(Data to examine Opens)
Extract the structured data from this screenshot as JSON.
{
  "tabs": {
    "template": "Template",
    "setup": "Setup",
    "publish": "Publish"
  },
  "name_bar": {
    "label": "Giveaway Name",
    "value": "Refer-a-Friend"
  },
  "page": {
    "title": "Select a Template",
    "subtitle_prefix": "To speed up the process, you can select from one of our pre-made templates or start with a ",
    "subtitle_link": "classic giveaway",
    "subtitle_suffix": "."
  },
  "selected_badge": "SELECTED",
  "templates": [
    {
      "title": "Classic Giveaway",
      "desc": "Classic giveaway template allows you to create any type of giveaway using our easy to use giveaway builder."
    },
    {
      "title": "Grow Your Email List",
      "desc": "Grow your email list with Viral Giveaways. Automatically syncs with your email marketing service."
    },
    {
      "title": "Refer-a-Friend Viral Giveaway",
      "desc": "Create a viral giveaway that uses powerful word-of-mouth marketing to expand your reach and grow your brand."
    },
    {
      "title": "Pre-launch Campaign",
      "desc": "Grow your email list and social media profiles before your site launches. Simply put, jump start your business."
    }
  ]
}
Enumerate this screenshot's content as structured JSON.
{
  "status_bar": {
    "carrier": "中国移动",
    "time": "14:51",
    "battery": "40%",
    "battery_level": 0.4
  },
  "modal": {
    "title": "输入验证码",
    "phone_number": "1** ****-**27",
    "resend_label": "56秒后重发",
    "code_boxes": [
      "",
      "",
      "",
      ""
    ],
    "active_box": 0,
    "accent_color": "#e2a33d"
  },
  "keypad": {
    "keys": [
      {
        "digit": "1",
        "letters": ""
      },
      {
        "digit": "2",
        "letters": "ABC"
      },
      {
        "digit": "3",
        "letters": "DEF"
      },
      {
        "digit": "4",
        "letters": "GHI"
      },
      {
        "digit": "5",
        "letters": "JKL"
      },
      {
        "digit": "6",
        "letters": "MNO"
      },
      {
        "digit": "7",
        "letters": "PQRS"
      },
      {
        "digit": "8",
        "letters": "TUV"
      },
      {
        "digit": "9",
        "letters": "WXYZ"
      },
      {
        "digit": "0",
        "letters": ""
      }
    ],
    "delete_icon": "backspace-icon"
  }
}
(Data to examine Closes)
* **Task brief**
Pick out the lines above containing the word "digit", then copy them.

* **Reply to the exercise**
        "digit": "1",
        "digit": "2",
        "digit": "3",
        "digit": "4",
        "digit": "5",
        "digit": "6",
        "digit": "7",
        "digit": "8",
        "digit": "9",
        "digit": "0",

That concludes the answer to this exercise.